## TASK DIRECTIONS
Write only the number of lines in the entries below that contain the word "Indirizzo".

[Dataset rows describing interfaces]
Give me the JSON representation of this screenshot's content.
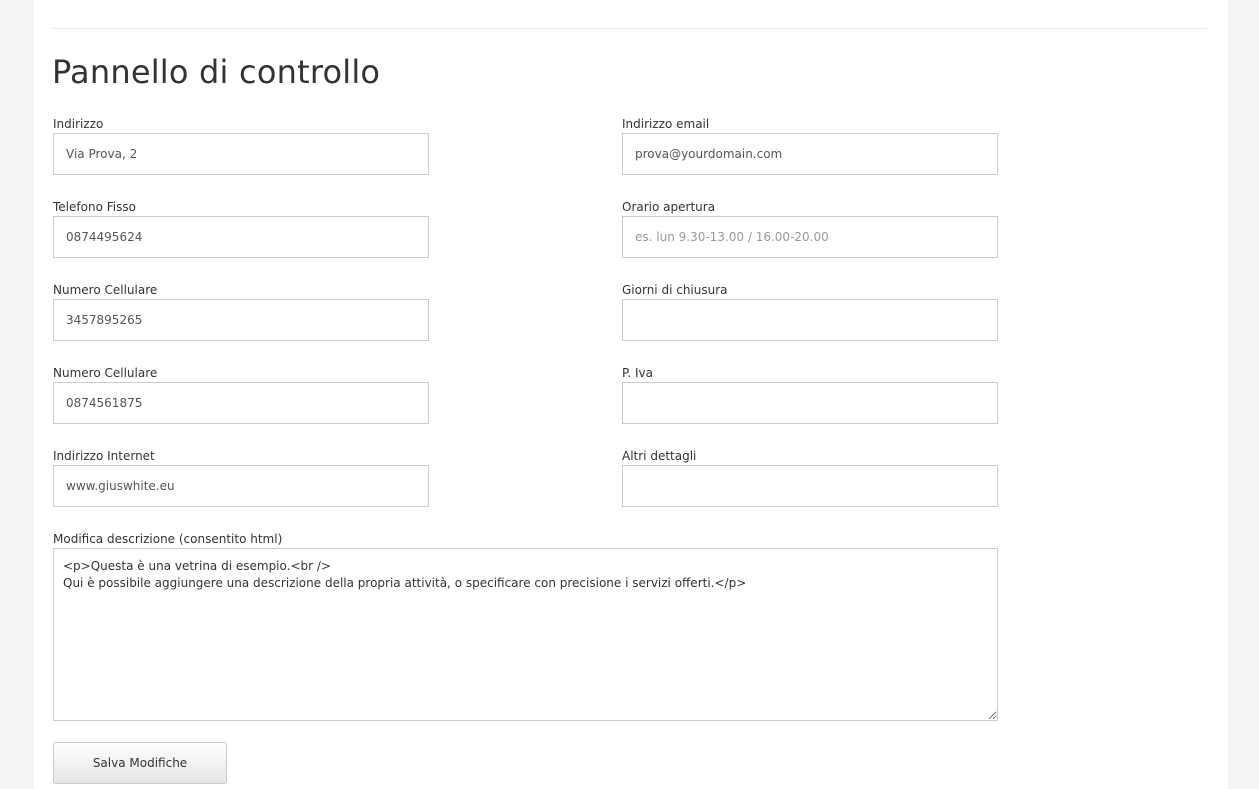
{
  "page": {
    "title": "Pannello di controllo"
  },
  "form": {
    "left_fields": [
      {
        "label": "Indirizzo",
        "value": "Via Prova, 2",
        "placeholder": ""
      },
      {
        "label": "Telefono Fisso",
        "value": "0874495624",
        "placeholder": ""
      },
      {
        "label": "Numero Cellulare",
        "value": "3457895265",
        "placeholder": ""
      },
      {
        "label": "Numero Cellulare",
        "value": "0874561875",
        "placeholder": ""
      },
      {
        "label": "Indirizzo Internet",
        "value": "www.giuswhite.eu",
        "placeholder": ""
      }
    ],
    "right_fields": [
      {
        "label": "Indirizzo email",
        "value": "prova@yourdomain.com",
        "placeholder": ""
      },
      {
        "label": "Orario apertura",
        "value": "",
        "placeholder": "es. lun 9.30-13.00 / 16.00-20.00"
      },
      {
        "label": "Giorni di chiusura",
        "value": "",
        "placeholder": ""
      },
      {
        "label": "P. Iva",
        "value": "",
        "placeholder": ""
      },
      {
        "label": "Altri dettagli",
        "value": "",
        "placeholder": ""
      }
    ],
    "description": {
      "label": "Modifica descrizione (consentito html)",
      "value": "<p>Questa è una vetrina di esempio.<br />\nQui è possibile aggiungere una descrizione della propria attività, o specificare con precisione i servizi offerti.</p>"
    },
    "save_label": "Salva Modifiche"
  },
  "colors": {
    "background": "#f4f4f4",
    "panel": "#ffffff",
    "border": "#cccccc",
    "text": "#333333",
    "placeholder": "#999999"
  }
}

## THE COMPLETED TASK
3